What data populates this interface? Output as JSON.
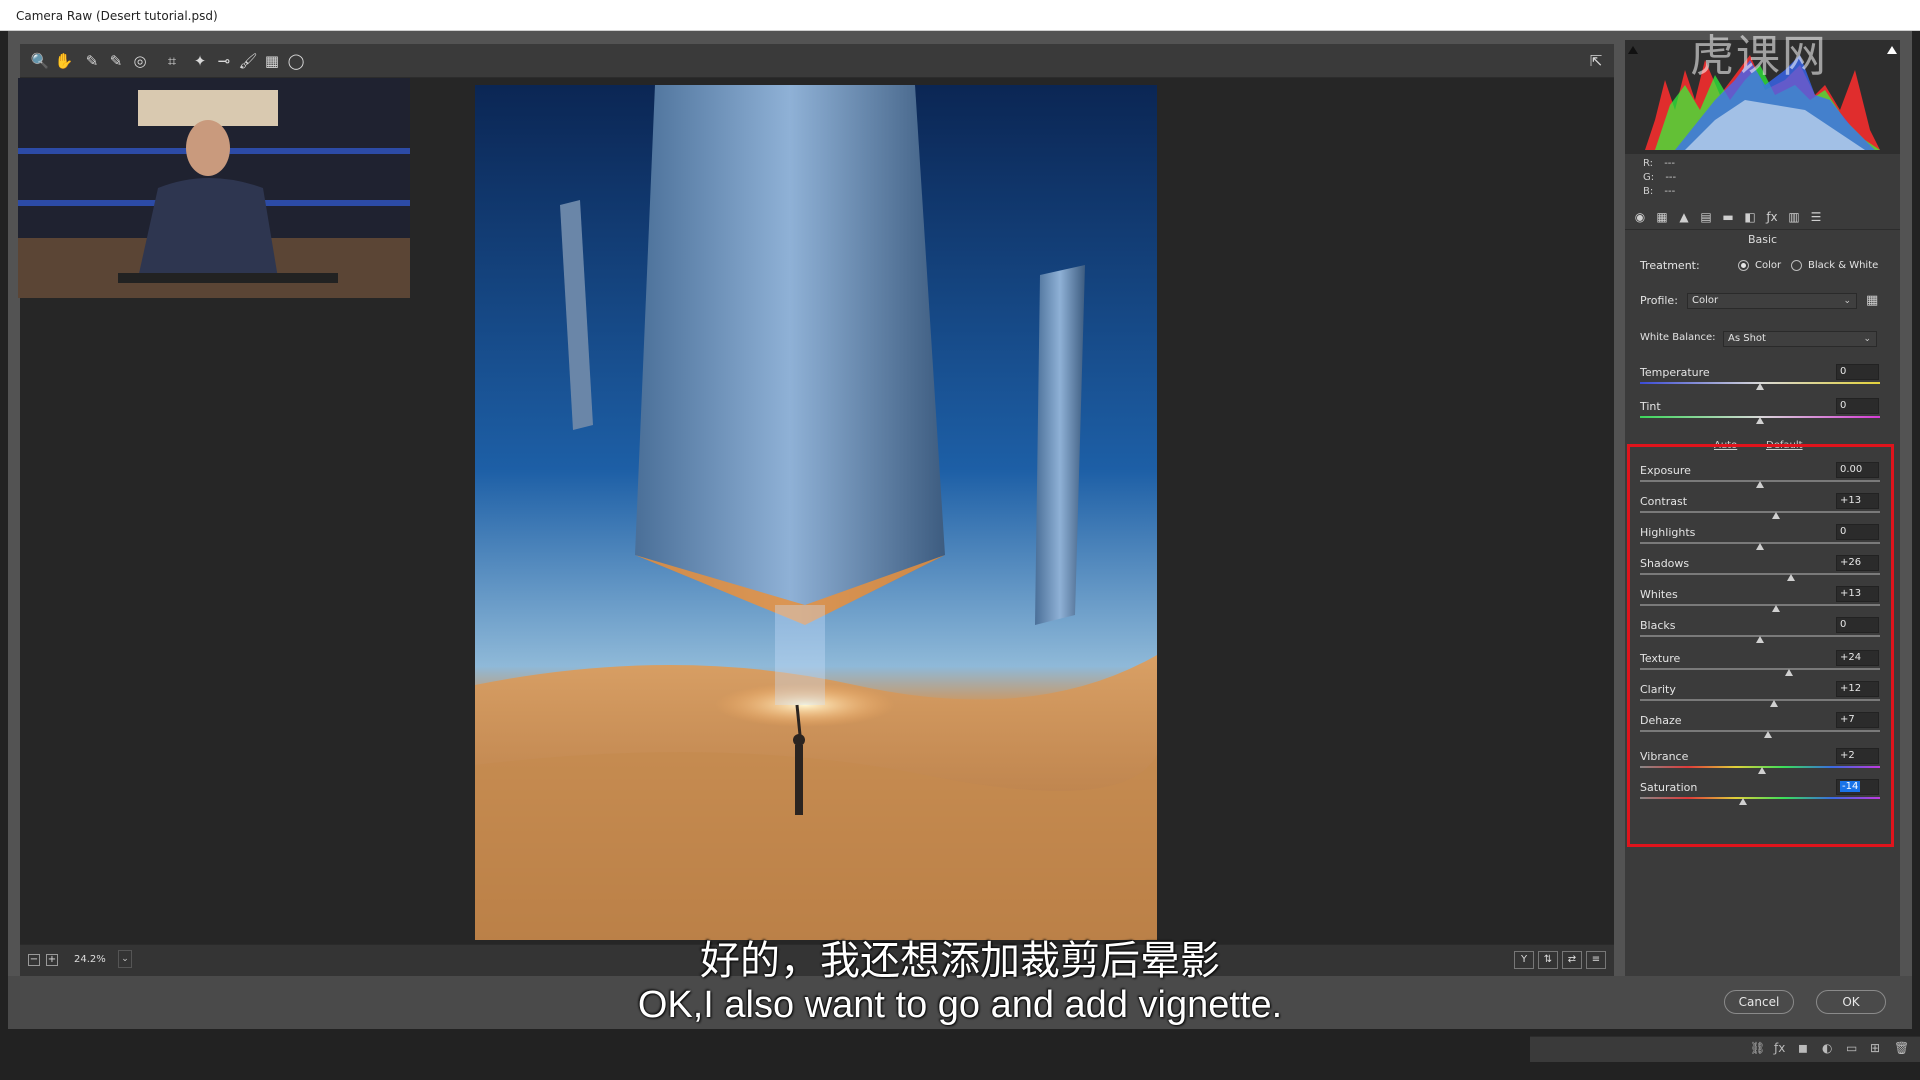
{
  "window": {
    "title": "Camera Raw (Desert tutorial.psd)"
  },
  "toolbar": {
    "tools": [
      {
        "name": "zoom-tool-icon",
        "glyph": "🔍"
      },
      {
        "name": "hand-tool-icon",
        "glyph": "✋"
      },
      {
        "name": "white-balance-tool-icon",
        "glyph": "✎"
      },
      {
        "name": "color-sampler-tool-icon",
        "glyph": "✎"
      },
      {
        "name": "targeted-adjustment-tool-icon",
        "glyph": "◎"
      },
      {
        "name": "crop-tool-icon",
        "glyph": "⌗"
      },
      {
        "name": "spot-removal-tool-icon",
        "glyph": "✦"
      },
      {
        "name": "red-eye-tool-icon",
        "glyph": "⊸"
      },
      {
        "name": "adjustment-brush-icon",
        "glyph": "🖌"
      },
      {
        "name": "graduated-filter-icon",
        "glyph": "▦"
      },
      {
        "name": "radial-filter-icon",
        "glyph": "◯"
      }
    ],
    "fullscreen_icon": "⇱"
  },
  "bottombar": {
    "zoom_value": "24.2%",
    "zoom_out_label": "−",
    "zoom_in_label": "+",
    "view_toggles": [
      "Y",
      "⇅",
      "⇄",
      "≡"
    ]
  },
  "histogram": {
    "r_label": "R:",
    "g_label": "G:",
    "b_label": "B:",
    "r_value": "---",
    "g_value": "---",
    "b_value": "---"
  },
  "panel": {
    "title": "Basic",
    "treatment_label": "Treatment:",
    "treatment_options": [
      "Color",
      "Black & White"
    ],
    "treatment_selected": "Color",
    "profile_label": "Profile:",
    "profile_value": "Color",
    "white_balance_label": "White Balance:",
    "white_balance_value": "As Shot",
    "auto_label": "Auto",
    "default_label": "Default",
    "sliders_top": [
      {
        "label": "Temperature",
        "value": "0",
        "pos": 0.5
      },
      {
        "label": "Tint",
        "value": "0",
        "pos": 0.5
      }
    ],
    "sliders_tone": [
      {
        "label": "Exposure",
        "value": "0.00",
        "pos": 0.5
      },
      {
        "label": "Contrast",
        "value": "+13",
        "pos": 0.565
      },
      {
        "label": "Highlights",
        "value": "0",
        "pos": 0.5
      },
      {
        "label": "Shadows",
        "value": "+26",
        "pos": 0.63
      },
      {
        "label": "Whites",
        "value": "+13",
        "pos": 0.565
      },
      {
        "label": "Blacks",
        "value": "0",
        "pos": 0.5
      }
    ],
    "sliders_presence": [
      {
        "label": "Texture",
        "value": "+24",
        "pos": 0.62
      },
      {
        "label": "Clarity",
        "value": "+12",
        "pos": 0.56
      },
      {
        "label": "Dehaze",
        "value": "+7",
        "pos": 0.535
      }
    ],
    "sliders_color": [
      {
        "label": "Vibrance",
        "value": "+2",
        "pos": 0.51
      },
      {
        "label": "Saturation",
        "value": "-14",
        "pos": 0.43
      }
    ]
  },
  "footer": {
    "cancel_label": "Cancel",
    "ok_label": "OK"
  },
  "subtitles": {
    "chinese": "好的，我还想添加裁剪后晕影",
    "english": "OK,I also want to go and add vignette."
  },
  "watermark": "虎课网",
  "colors": {
    "highlight_box": "#e0141c",
    "panel_bg": "#3b3b3b",
    "selected_value": "#1a73e8"
  }
}
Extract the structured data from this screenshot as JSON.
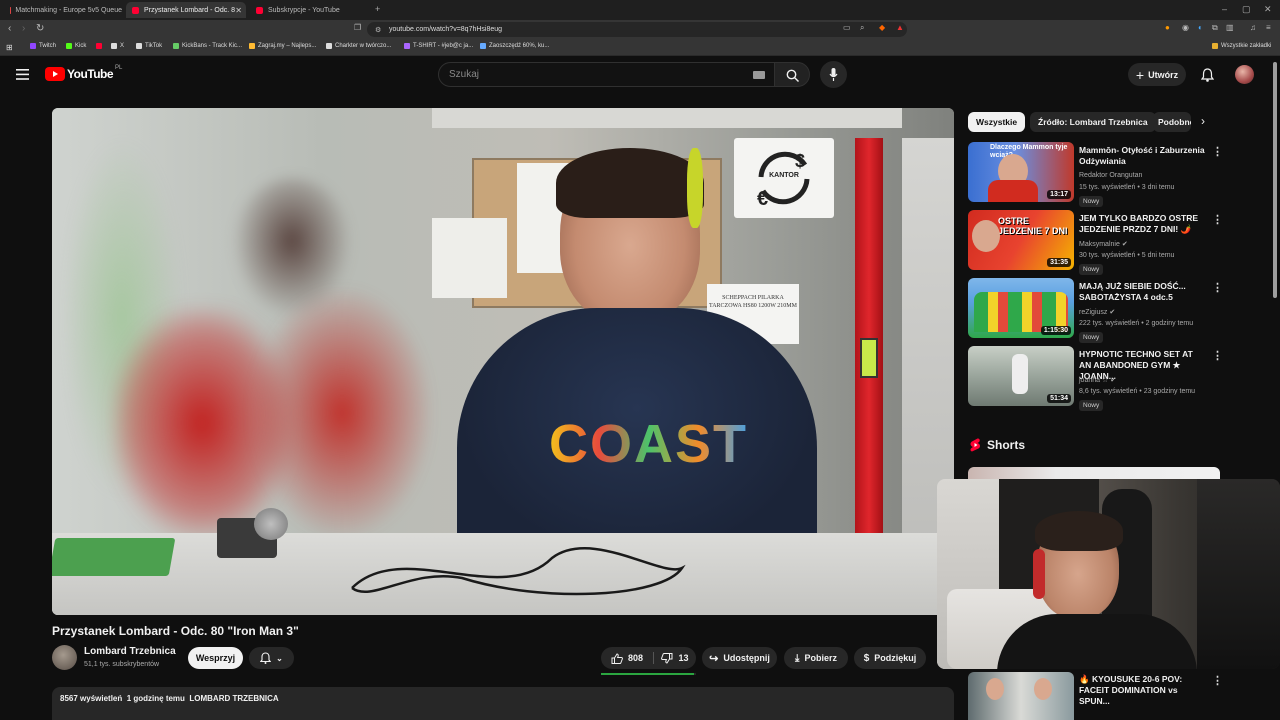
{
  "browser": {
    "tabs": [
      {
        "title": "Matchmaking - Europe 5v5 Queue",
        "color": "#d44"
      },
      {
        "title": "Przystanek Lombard - Odc. 8",
        "color": "#f03"
      },
      {
        "title": "Subskrypcje - YouTube",
        "color": "#f03"
      }
    ],
    "url": "youtube.com/watch?v=8q7hHsi8eug",
    "bookmarks": [
      {
        "label": "Twitch",
        "color": "#9146ff"
      },
      {
        "label": "Kick",
        "color": "#53fc18"
      },
      {
        "label": "",
        "color": "#f03"
      },
      {
        "label": "X",
        "color": "#ddd"
      },
      {
        "label": "TikTok",
        "color": "#ddd"
      },
      {
        "label": "KickBans - Track Kic...",
        "color": "#6c6"
      },
      {
        "label": "Zagraj.my – Najleps...",
        "color": "#fb3"
      },
      {
        "label": "Charkter w twórczo...",
        "color": "#ddd"
      },
      {
        "label": "T-SHIRT - #jeb@c ja...",
        "color": "#a6f"
      },
      {
        "label": "Zaoszczędź 60%, ku...",
        "color": "#6af"
      }
    ],
    "all_bookmarks_label": "Wszystkie zakładki"
  },
  "header": {
    "logo_text": "YouTube",
    "region": "PL",
    "search_placeholder": "Szukaj",
    "create_label": "Utwórz"
  },
  "video": {
    "title": "Przystanek Lombard - Odc. 80 \"Iron Man 3\"",
    "sign_text": "KANTOR",
    "note_text": "SCHEPPACH PILARKA TARCZOWA HS80 1200W 210MM",
    "shirt_text": "COAST"
  },
  "channel": {
    "name": "Lombard Trzebnica",
    "subscribers": "51,1 tys. subskrybentów",
    "support_label": "Wesprzyj"
  },
  "actions": {
    "likes": "808",
    "dislikes": "13",
    "share": "Udostępnij",
    "download": "Pobierz",
    "thanks": "Podziękuj"
  },
  "description_peek": "8567 wyświetleń  1 godzinę temu  LOMBARD TRZEBNICA",
  "chips": [
    "Wszystkie",
    "Źródło: Lombard Trzebnica",
    "Podobne"
  ],
  "recommendations": [
    {
      "title": "Mammōn- Otyłość i Zaburzenia Odżywiania",
      "channel": "Redaktor Orangutan",
      "meta": "15 tys. wyświetleń • 3 dni temu",
      "duration": "13:17",
      "badge": "Nowy",
      "thumb_text": "Dlaczego Mammon tyje wciąż?",
      "colors": [
        "#3a6fd1",
        "#c0392b"
      ]
    },
    {
      "title": "JEM TYLKO BARDZO OSTRE JEDZENIE PRZDZ 7 DNI! 🌶️",
      "channel": "Maksymalnie",
      "meta": "30 tys. wyświetleń • 5 dni temu",
      "duration": "31:35",
      "badge": "Nowy",
      "thumb_text": "OSTRE JEDZENIE 7 DNI",
      "colors": [
        "#d12b1f",
        "#f5b400"
      ]
    },
    {
      "title": "MAJĄ JUŻ SIEBIE DOŚĆ... SABOTAŻYSTA 4 odc.5",
      "channel": "reZigiusz",
      "meta": "222 tys. wyświetleń • 2 godziny temu",
      "duration": "1:15:30",
      "badge": "Nowy",
      "thumb_text": "",
      "colors": [
        "#5aa0e0",
        "#2fa84a"
      ]
    },
    {
      "title": "HYPNOTIC TECHNO SET AT AN ABANDONED GYM ★ JOANN...",
      "channel": "joanna ☆",
      "meta": "8,6 tys. wyświetleń • 23 godziny temu",
      "duration": "51:34",
      "badge": "Nowy",
      "thumb_text": "",
      "colors": [
        "#7d8a80",
        "#c8cfc6"
      ]
    }
  ],
  "shorts": {
    "heading": "Shorts",
    "bottom_title": "🔥 KYOUSUKE 20-6 POV: FACEIT DOMINATION vs SPUN..."
  }
}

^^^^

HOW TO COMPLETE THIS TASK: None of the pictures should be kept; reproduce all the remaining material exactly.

TASK RESPONSE:
What data populates this interface? Output as JSON.
{
  "window": {
    "title": "Camera Raw (Desert tutorial.psd)"
  },
  "toolbar": {
    "tools": [
      {
        "name": "zoom-tool-icon",
        "glyph": "🔍"
      },
      {
        "name": "hand-tool-icon",
        "glyph": "✋"
      },
      {
        "name": "white-balance-tool-icon",
        "glyph": "✎"
      },
      {
        "name": "color-sampler-tool-icon",
        "glyph": "✎"
      },
      {
        "name": "targeted-adjustment-tool-icon",
        "glyph": "◎"
      },
      {
        "name": "crop-tool-icon",
        "glyph": "⌗"
      },
      {
        "name": "spot-removal-tool-icon",
        "glyph": "✦"
      },
      {
        "name": "red-eye-tool-icon",
        "glyph": "⊸"
      },
      {
        "name": "adjustment-brush-icon",
        "glyph": "🖌"
      },
      {
        "name": "graduated-filter-icon",
        "glyph": "▦"
      },
      {
        "name": "radial-filter-icon",
        "glyph": "◯"
      }
    ],
    "fullscreen_icon": "⇱"
  },
  "bottombar": {
    "zoom_value": "24.2%",
    "zoom_out_label": "−",
    "zoom_in_label": "+",
    "view_toggles": [
      "Y",
      "⇅",
      "⇄",
      "≡"
    ]
  },
  "histogram": {
    "r_label": "R:",
    "g_label": "G:",
    "b_label": "B:",
    "r_value": "---",
    "g_value": "---",
    "b_value": "---"
  },
  "panel": {
    "title": "Basic",
    "treatment_label": "Treatment:",
    "treatment_options": [
      "Color",
      "Black & White"
    ],
    "treatment_selected": "Color",
    "profile_label": "Profile:",
    "profile_value": "Color",
    "white_balance_label": "White Balance:",
    "white_balance_value": "As Shot",
    "auto_label": "Auto",
    "default_label": "Default",
    "sliders_top": [
      {
        "label": "Temperature",
        "value": "0",
        "pos": 0.5
      },
      {
        "label": "Tint",
        "value": "0",
        "pos": 0.5
      }
    ],
    "sliders_tone": [
      {
        "label": "Exposure",
        "value": "0.00",
        "pos": 0.5
      },
      {
        "label": "Contrast",
        "value": "+13",
        "pos": 0.565
      },
      {
        "label": "Highlights",
        "value": "0",
        "pos": 0.5
      },
      {
        "label": "Shadows",
        "value": "+26",
        "pos": 0.63
      },
      {
        "label": "Whites",
        "value": "+13",
        "pos": 0.565
      },
      {
        "label": "Blacks",
        "value": "0",
        "pos": 0.5
      }
    ],
    "sliders_presence": [
      {
        "label": "Texture",
        "value": "+24",
        "pos": 0.62
      },
      {
        "label": "Clarity",
        "value": "+12",
        "pos": 0.56
      },
      {
        "label": "Dehaze",
        "value": "+7",
        "pos": 0.535
      }
    ],
    "sliders_color": [
      {
        "label": "Vibrance",
        "value": "+2",
        "pos": 0.51
      },
      {
        "label": "Saturation",
        "value": "-14",
        "pos": 0.43
      }
    ]
  },
  "footer": {
    "cancel_label": "Cancel",
    "ok_label": "OK"
  },
  "subtitles": {
    "chinese": "好的，我还想添加裁剪后晕影",
    "english": "OK,I also want to go and add vignette."
  },
  "watermark": "虎课网",
  "colors": {
    "highlight_box": "#e0141c",
    "panel_bg": "#3b3b3b",
    "selected_value": "#1a73e8"
  }
}
Extract the structured data from this screenshot as JSON.
{
  "browser": {
    "tabs": [
      {
        "title": "Matchmaking - Europe 5v5 Queue",
        "color": "#d44"
      },
      {
        "title": "Przystanek Lombard - Odc. 8",
        "color": "#f03"
      },
      {
        "title": "Subskrypcje - YouTube",
        "color": "#f03"
      }
    ],
    "url": "youtube.com/watch?v=8q7hHsi8eug",
    "bookmarks": [
      {
        "label": "Twitch",
        "color": "#9146ff"
      },
      {
        "label": "Kick",
        "color": "#53fc18"
      },
      {
        "label": "",
        "color": "#f03"
      },
      {
        "label": "X",
        "color": "#ddd"
      },
      {
        "label": "TikTok",
        "color": "#ddd"
      },
      {
        "label": "KickBans - Track Kic...",
        "color": "#6c6"
      },
      {
        "label": "Zagraj.my – Najleps...",
        "color": "#fb3"
      },
      {
        "label": "Charkter w twórczo...",
        "color": "#ddd"
      },
      {
        "label": "T-SHIRT - #jeb@c ja...",
        "color": "#a6f"
      },
      {
        "label": "Zaoszczędź 60%, ku...",
        "color": "#6af"
      }
    ],
    "all_bookmarks_label": "Wszystkie zakładki"
  },
  "header": {
    "logo_text": "YouTube",
    "region": "PL",
    "search_placeholder": "Szukaj",
    "create_label": "Utwórz"
  },
  "video": {
    "title": "Przystanek Lombard - Odc. 80 \"Iron Man 3\"",
    "sign_text": "KANTOR",
    "note_text": "SCHEPPACH PILARKA TARCZOWA HS80 1200W 210MM",
    "shirt_text": "COAST"
  },
  "channel": {
    "name": "Lombard Trzebnica",
    "subscribers": "51,1 tys. subskrybentów",
    "support_label": "Wesprzyj"
  },
  "actions": {
    "likes": "808",
    "dislikes": "13",
    "share": "Udostępnij",
    "download": "Pobierz",
    "thanks": "Podziękuj"
  },
  "description_peek": "8567 wyświetleń  1 godzinę temu  LOMBARD TRZEBNICA",
  "chips": [
    "Wszystkie",
    "Źródło: Lombard Trzebnica",
    "Podobne"
  ],
  "recommendations": [
    {
      "title": "Mammōn- Otyłość i Zaburzenia Odżywiania",
      "channel": "Redaktor Orangutan",
      "meta": "15 tys. wyświetleń • 3 dni temu",
      "duration": "13:17",
      "badge": "Nowy",
      "thumb_text": "Dlaczego Mammon tyje wciąż?",
      "colors": [
        "#3a6fd1",
        "#c0392b"
      ]
    },
    {
      "title": "JEM TYLKO BARDZO OSTRE JEDZENIE PRZDZ 7 DNI! 🌶️",
      "channel": "Maksymalnie",
      "meta": "30 tys. wyświetleń • 5 dni temu",
      "duration": "31:35",
      "badge": "Nowy",
      "thumb_text": "OSTRE JEDZENIE 7 DNI",
      "colors": [
        "#d12b1f",
        "#f5b400"
      ]
    },
    {
      "title": "MAJĄ JUŻ SIEBIE DOŚĆ... SABOTAŻYSTA 4 odc.5",
      "channel": "reZigiusz",
      "meta": "222 tys. wyświetleń • 2 godziny temu",
      "duration": "1:15:30",
      "badge": "Nowy",
      "thumb_text": "",
      "colors": [
        "#5aa0e0",
        "#2fa84a"
      ]
    },
    {
      "title": "HYPNOTIC TECHNO SET AT AN ABANDONED GYM ★ JOANN...",
      "channel": "joanna ☆",
      "meta": "8,6 tys. wyświetleń • 23 godziny temu",
      "duration": "51:34",
      "badge": "Nowy",
      "thumb_text": "",
      "colors": [
        "#7d8a80",
        "#c8cfc6"
      ]
    }
  ],
  "shorts": {
    "heading": "Shorts",
    "bottom_title": "🔥 KYOUSUKE 20-6 POV: FACEIT DOMINATION vs SPUN..."
  }
}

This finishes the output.